by Tripp Bond
- Geostationary Communications Satellites: In a magazine called Wireless World, famous science fiction author Sir Arthur C. Clarke proposed that one day there would be geosynchronous satellites created for communications purposes. At the time, it was not taken seriously but almost 20 years later it became a reality.
[Pete’s note: check out the original article here, it’s a good read!] Continue reading
by Courtney Vice

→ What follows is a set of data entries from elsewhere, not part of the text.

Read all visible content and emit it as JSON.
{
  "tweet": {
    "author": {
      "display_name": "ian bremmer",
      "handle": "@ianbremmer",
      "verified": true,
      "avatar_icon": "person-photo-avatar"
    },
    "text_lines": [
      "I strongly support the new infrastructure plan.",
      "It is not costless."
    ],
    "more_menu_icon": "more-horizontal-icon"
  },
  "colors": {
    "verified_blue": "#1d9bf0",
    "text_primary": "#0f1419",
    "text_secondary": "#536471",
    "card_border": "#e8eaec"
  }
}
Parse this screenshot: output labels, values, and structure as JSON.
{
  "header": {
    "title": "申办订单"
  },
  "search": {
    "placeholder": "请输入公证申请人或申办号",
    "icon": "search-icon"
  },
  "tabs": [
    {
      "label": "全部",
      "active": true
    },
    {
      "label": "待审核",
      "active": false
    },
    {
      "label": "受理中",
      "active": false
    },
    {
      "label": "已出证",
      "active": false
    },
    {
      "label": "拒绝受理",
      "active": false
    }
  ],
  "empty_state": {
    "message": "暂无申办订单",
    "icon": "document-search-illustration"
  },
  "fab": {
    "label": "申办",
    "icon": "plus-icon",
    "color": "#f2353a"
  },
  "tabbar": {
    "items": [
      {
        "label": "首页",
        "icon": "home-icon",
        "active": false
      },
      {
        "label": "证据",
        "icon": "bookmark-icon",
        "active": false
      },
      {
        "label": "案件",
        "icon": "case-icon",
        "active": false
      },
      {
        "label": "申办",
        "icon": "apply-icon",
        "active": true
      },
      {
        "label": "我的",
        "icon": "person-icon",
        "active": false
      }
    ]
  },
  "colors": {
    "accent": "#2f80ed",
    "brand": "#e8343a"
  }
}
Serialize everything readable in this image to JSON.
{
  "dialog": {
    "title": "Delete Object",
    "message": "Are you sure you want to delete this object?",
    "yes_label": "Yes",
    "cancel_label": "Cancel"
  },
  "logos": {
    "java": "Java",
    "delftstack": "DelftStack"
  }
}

We all remember our first fantasy experience. Whether you were binge-reading Tolkien nestled in between the bookshelves at your local library or was fascinated with the mythical world of Harry Potter when you first saw Daniel Radcliffe’s glasses clad face on the big screen, fantasy had a way of slipping a little magic and mystique into our lives without us even realizing. As someone who grew up wanting to be an elf-wizard-barbarian hybrid, I know just how much the fantasy genre can impact one’s life. However, what we rarely think about is how our own magic-less society affects fantasy. Yes, humble Nord, you influenced these mythical worlds without even realizing it just as they influenced you. Continue reading
Slated to release on 20th June, 2017 is Theodora Goss’ The Strange Case of the Alchemist’s Daughter. A Hungarian-American writer and poet, Theodora Goss is popularly known for her works such as The Thorn and the Blossom, In the Forest of Forgetting and Interfictions. Her writing is characterized by elements of magical realism and fantasy.
Religions, faiths, cults, and spiritualities (or lack thereof) shape and define our worldviews, personalities, and cultures. If you have ever been to a far off, exotic country then you know that religion is the most important factor shaping its culture. It affects what a culture eats, their music, their architecture, their calendar, and their views on the collectivism/individualism debate. As such, the religions of fictional peoples greatly influence their cultures. To understand a people’s religion is to understand their culture: be they Vikings or Elves, Chinese or Dothraki, real or fictional. Obviously, fantasy literature is sprawling with fictional religions. Understanding them may be the key to aiding you to a better, more intimate acquaintance with the ins and outs of their cultures. Continue reading
We are delighted to announce the winner of our Zealot Script Book of the Year Award for 2016.
This award celebrates outstanding achievement in an independently published book. Continue reading
Constructed languages, or conlangs as they’re called, are a staple in many science fiction and fantasy works. They add a depth to otherwise shallow worlds and a new level of complexity to already deep settings. The three things that ultimately relate the uniqueness of a culture are its religion(s) (or lack thereof), its art, and its language(s). Language conveys meaning to an otherwise hum drum world, breathing rich life into the mundane. Without further ado here are our top ten conlangs. Continue reading
*Disclaimer: this list is in no particular order.
- Eru Ilúvatar – Eru is the supreme deity in the Middle Earth mythos. Featured most prominently in J.R.R. Tolkien’s The Silmarillion, Eru is the deity of Creation, the father of the Children (Elves and Men), and king over all lesser “deities” (Ainur).
- Most interesting fact: Eru is an analogue for the Judeo-Christian God Yahweh.
- Attributes: Omnipotent, omniscient, omnipresent, omnibenevolent, and immutability.